Hi Reet! I think I might know the problem. Did you know that Australian cups and tablespoons are different from American cups and British/American tablespoons? All the recipes on my site are converted to US cups and unless you are on an Australian site, most recipes will use American cups. US cups are 240ml and British/Australian cups are 250ml. Australia is the only country that uses a different tablespoon measurement – you use 20ml and everywhere else uses 15ml. So if you’re using US recipes with your AUS measures, that might well explain your problems. But as you’ve rightly noticed, using weight measurements is a far more accurate way of baking anyway so I would always recommend sticking with that – just remember to adjust your spoon measures! I hope that helps! x

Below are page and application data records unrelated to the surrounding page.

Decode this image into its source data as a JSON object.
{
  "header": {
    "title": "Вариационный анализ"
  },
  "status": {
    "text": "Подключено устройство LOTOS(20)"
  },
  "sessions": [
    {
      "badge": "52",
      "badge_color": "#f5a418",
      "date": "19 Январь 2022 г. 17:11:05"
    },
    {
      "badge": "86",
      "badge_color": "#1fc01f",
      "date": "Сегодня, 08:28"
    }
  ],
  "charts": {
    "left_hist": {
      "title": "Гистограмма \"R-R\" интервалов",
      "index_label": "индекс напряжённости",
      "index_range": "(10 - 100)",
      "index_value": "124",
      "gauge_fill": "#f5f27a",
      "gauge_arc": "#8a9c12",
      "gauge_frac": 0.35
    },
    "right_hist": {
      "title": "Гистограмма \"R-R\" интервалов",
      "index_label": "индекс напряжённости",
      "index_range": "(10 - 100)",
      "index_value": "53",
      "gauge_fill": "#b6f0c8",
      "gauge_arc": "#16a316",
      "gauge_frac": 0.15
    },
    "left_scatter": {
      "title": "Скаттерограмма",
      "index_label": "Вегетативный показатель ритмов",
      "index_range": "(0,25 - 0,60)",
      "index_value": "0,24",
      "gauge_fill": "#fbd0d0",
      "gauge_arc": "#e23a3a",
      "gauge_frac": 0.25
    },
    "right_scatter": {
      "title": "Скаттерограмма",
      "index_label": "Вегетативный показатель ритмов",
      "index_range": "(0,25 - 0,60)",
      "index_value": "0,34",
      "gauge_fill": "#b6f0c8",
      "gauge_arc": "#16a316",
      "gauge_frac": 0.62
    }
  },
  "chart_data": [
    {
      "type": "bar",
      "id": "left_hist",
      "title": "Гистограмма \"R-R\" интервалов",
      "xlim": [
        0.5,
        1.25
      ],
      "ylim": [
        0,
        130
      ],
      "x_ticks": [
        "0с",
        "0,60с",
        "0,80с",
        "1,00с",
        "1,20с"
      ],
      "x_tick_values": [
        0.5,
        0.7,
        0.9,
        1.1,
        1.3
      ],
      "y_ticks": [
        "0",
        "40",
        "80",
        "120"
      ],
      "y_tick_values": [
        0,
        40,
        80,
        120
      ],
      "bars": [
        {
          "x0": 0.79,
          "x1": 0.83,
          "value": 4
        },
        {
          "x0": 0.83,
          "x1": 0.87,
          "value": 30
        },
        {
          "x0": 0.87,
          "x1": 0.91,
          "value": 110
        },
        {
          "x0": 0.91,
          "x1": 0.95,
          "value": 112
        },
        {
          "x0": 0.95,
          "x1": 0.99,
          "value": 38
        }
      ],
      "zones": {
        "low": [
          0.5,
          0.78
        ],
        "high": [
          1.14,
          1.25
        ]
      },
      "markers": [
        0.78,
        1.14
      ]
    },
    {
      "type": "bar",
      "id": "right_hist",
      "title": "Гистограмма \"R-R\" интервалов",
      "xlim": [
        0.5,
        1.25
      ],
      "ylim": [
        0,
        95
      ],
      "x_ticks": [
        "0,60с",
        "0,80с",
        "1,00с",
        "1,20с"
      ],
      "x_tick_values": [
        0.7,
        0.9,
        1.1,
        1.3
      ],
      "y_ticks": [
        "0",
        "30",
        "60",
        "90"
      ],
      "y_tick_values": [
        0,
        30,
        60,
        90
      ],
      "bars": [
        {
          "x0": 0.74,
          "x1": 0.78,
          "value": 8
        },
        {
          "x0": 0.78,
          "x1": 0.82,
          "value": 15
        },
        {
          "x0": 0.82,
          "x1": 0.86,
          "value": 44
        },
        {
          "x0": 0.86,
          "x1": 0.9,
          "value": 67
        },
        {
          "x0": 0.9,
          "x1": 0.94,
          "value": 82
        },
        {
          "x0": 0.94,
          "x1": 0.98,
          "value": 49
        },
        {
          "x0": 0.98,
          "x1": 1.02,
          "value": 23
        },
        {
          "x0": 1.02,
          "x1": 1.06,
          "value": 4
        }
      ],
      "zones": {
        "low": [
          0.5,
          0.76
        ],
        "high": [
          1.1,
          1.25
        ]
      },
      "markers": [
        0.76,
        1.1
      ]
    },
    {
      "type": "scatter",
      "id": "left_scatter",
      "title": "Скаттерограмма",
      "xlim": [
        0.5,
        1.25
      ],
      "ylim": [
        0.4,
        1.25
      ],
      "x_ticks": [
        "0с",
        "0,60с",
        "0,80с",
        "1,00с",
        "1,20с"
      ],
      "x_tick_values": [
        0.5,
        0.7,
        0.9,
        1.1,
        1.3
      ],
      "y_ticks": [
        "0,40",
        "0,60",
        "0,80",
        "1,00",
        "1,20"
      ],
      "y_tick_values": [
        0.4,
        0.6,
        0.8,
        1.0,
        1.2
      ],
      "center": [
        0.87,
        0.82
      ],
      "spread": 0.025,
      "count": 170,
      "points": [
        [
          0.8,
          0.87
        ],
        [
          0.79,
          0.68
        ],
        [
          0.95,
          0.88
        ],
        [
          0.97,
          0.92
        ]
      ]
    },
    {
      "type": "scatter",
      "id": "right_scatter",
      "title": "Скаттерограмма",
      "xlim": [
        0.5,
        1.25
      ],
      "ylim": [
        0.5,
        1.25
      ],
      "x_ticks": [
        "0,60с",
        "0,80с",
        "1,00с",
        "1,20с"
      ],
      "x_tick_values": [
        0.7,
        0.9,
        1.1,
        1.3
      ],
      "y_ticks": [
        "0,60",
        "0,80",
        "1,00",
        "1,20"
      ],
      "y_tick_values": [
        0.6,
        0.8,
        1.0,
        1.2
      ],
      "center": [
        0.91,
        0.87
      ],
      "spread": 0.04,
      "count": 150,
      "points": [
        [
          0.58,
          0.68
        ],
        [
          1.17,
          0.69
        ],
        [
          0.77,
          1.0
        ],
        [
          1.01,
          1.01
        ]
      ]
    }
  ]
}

Joanne browm says
Ooooh, first time use, made these this morning, oh my sister loves, and so easy to follow as I have special needs ty xx
I’m so pleased you liked them and the instructions were easy to follow. I always try to make them as clear as possible so it is great to know that the effort is worth it 🙂
Eb Gargano | Easy Peasy Foodie says
Ooooh – these take me back! I remember making these with my mum when I was little to sell at school bake sales 😀 Eb x
I love the nostalgia that these have brought out!
Michelle Rolfe says
I have a confession – I had never eaten or seen a butterfly cake until I came to the UK! But just to make up for it I think I have eaten enough now! Love them as do my kids. I do love a retro bake, simple is still the best.
As a foreigner, I think that’s acceptable. And as long as you’ve made up for it since, I think you can have a pass on this one!
Sisley White says
Old school and absolutely delicious. I LOVE THESE CAKES.
Janice Pattie says
These look absolutely perfect! They also bring back lot of lovely memories, well worth making again.
Thanks – they’re so cute and best of all, foolproof!
Cat | Curly's Cooking says
Oh this remind me of my childhood! But obviously mine didn’t look this neat and professional. Such lovely little cakes and perfect for children to get involved with. So cute.
Ha! No, mine neither!!!